For my daily quiet time, I am going through the Book of Daniel. I am aware of the standard historical-critical approach that applies the book to Antiochus Epiphanes and the Maccabean revolt (second century B.C.E.). I can understand why scholars arrive at that conclusion, since even conservatives relate huge parts of Daniel 8 and 11 to these events. How could you not? The chapters explicitly mention a mad dictator arising out of the Greek empire.
Conservatives diverge from the standard historical-critical approach, however, in their approach to other parts of Daniel. Unlike more liberal scholars, most conservatives see the fourth kingdom of Daniel 2 and 7 as Rome, not the Greek empire (E.W. Bullinger has a unique interpretation of Daniel 7, but I'll save that for another day). In his book Daniel, Dr. Desmond Ford, a former Seventh-Day Adventist, argues that the dreadful fourth kingdom could not be the Greek empire, since Antiochus Epiphanes was not as powerful as Rome even in the times of the Maccabees. Unlike many liberal scholars, Ford also doesn't read the stories in Daniel 1, 3, 4, 5, and 6 in light of the Antiochan persecution, since these chapters do not portray Nebuchadnezzar and Darius as inflexible, wild-eyed fanatics intent on persecuting God's people (as Antiochus IV was). The way the Book of Daniel tells the story, these Gentile leaders are often misled (by themselves or others), and they ultimately repent after God confronts them.
In their treatment of Daniel 11, many conservatives apply part of the chapter to the Ptolemies and the Seleucids, and part to the Antichrist of the end times. Liberals argue, by contrast, that the Book of Daniel views the time of Antiochus as the actual end times. For them, pious Jews expected God in the second century B.C.E. to supernaturally overthrow Antiochus and set up a divine kingdom, which would never be destroyed.
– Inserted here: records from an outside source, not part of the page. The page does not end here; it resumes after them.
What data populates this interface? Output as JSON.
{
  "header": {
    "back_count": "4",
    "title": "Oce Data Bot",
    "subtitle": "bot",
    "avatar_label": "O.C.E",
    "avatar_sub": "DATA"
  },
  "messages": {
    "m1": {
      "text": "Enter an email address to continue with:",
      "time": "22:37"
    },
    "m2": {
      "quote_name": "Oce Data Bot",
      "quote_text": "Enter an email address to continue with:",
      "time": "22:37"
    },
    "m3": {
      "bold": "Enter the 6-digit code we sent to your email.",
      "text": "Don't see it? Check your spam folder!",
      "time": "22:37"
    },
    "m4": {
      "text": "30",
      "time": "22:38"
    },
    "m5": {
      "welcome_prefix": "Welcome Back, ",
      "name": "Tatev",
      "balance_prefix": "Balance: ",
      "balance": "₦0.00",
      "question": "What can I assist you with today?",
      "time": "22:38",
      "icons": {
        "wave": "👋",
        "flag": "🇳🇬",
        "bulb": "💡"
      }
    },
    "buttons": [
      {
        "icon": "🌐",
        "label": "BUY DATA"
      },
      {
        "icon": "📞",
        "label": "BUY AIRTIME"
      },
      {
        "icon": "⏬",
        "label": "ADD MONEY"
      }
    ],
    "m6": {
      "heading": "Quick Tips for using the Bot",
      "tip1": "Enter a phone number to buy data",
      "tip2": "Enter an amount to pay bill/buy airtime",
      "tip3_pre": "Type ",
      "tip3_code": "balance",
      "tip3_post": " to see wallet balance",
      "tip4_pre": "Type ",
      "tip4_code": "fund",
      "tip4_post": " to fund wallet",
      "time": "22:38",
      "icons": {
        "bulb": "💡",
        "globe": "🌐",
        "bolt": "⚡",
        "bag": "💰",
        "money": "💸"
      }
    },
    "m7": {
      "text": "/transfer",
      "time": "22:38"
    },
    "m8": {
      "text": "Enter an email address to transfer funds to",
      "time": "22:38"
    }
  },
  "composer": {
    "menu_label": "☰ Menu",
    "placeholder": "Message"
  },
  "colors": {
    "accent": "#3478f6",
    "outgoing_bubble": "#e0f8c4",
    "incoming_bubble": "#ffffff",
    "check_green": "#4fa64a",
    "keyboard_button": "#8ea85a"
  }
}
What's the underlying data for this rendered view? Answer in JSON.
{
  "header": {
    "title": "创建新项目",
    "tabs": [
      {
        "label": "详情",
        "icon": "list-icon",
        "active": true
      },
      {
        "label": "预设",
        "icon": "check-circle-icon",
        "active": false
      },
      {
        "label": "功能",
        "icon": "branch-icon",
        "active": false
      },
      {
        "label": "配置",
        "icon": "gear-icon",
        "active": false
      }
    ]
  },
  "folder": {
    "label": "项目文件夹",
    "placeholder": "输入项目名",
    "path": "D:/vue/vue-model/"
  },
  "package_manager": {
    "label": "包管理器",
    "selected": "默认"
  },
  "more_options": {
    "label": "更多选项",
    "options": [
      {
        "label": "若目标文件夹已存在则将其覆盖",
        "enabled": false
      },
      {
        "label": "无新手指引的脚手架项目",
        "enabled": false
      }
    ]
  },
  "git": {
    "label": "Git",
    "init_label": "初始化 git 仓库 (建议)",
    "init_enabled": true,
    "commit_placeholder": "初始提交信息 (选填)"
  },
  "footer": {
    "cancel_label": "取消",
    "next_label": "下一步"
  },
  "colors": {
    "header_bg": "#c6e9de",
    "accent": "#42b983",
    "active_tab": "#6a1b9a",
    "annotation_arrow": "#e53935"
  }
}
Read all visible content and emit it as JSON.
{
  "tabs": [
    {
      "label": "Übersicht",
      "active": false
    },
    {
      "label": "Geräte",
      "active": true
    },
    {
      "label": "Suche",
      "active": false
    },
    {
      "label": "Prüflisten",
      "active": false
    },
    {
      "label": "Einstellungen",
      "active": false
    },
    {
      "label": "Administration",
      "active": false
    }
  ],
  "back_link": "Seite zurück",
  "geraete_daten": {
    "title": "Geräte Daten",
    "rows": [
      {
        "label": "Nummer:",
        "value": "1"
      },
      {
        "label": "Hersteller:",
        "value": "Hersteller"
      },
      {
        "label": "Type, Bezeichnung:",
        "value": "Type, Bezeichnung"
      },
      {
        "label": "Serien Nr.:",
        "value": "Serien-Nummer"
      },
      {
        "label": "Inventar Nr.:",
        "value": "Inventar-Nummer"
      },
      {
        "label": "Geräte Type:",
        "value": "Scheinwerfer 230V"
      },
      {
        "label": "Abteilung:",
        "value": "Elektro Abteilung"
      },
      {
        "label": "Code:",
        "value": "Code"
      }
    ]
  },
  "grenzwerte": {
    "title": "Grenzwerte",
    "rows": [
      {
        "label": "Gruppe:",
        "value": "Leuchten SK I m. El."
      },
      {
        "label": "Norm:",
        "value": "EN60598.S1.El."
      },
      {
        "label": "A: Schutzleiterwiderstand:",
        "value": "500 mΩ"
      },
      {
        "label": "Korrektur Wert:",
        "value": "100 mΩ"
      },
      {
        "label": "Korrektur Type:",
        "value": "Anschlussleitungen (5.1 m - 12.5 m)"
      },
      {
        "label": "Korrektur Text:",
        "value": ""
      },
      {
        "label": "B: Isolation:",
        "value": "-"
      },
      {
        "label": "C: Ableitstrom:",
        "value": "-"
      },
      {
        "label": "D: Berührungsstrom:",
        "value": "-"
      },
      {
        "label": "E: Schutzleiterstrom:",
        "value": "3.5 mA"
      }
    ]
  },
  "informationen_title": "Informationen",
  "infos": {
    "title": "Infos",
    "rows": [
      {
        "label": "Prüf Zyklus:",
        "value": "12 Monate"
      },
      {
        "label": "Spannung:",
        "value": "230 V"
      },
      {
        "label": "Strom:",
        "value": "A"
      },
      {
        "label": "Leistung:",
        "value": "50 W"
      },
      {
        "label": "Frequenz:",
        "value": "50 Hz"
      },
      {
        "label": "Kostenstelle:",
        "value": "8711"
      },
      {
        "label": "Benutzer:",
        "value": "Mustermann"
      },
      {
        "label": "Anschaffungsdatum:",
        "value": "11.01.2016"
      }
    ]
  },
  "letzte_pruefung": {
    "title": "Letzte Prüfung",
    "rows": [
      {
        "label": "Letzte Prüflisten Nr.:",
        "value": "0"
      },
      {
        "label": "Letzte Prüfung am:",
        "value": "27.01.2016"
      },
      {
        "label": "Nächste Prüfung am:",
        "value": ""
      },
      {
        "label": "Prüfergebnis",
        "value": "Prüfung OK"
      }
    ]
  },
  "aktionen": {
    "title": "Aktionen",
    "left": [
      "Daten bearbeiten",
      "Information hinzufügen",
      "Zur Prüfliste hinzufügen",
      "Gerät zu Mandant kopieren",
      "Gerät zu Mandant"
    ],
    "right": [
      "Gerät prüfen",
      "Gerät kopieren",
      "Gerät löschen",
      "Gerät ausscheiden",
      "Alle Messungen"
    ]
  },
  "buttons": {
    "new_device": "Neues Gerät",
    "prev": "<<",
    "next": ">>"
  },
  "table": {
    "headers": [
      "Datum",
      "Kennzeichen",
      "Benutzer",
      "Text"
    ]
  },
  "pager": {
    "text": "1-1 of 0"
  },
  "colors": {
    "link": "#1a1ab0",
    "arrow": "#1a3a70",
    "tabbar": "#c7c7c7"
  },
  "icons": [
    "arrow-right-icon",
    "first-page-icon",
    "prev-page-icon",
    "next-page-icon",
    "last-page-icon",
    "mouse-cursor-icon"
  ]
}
So, for liberals, the Book of Daniel contains expectations that were never fulfilled. Conservatives try to preserve the book's divine authority by arguing that it doesn't relate only to Antiochus. For example, in his commentary on the Bible, evangelical pastor John MacArthur places a lot of emphasis on Daniel 11:35. He interprets the verse to mean that God's people will be persecuted between the time of Antiochus up to the time of the end (which, for MacArthur, is yet to come).
Why would the Book of Daniel spend so much time on Antiochus, if Antiochus were not its main subject? Although I understand the liberal reading, I want to play with a proposal that rests on more conservative presuppositions. It's not necessarily original, but it is the fruit of my struggle with the text. Maybe Daniel as a whole is about the times of the Gentiles, which refers to Gentile dominion over the entire earth, particularly the Jews and the land of Palestine. For God, the Gentiles who rule Judah have clear deficiencies. Nebuchadnezzar was arrogant, Belshazzar was an irreverent drunk, Darius was easily misled (and lived in a nation that regarded his decrees as irrevocable, and perhaps divine), and Antiochus was a fanatic. For Daniel, maybe the Antichrist would be another example of a bad Gentile ruler. By overthrowing him, God not only ends the rule of the Antichrist, but he also terminates Gentile rule in general. Under this interpretation, Daniel is not only about Antiochus, but it concerns the overall history of ungodly Gentile rule, starting with Nebuchadnezzar.
Weekly Meanderings, 1 November 2014
7 hours ago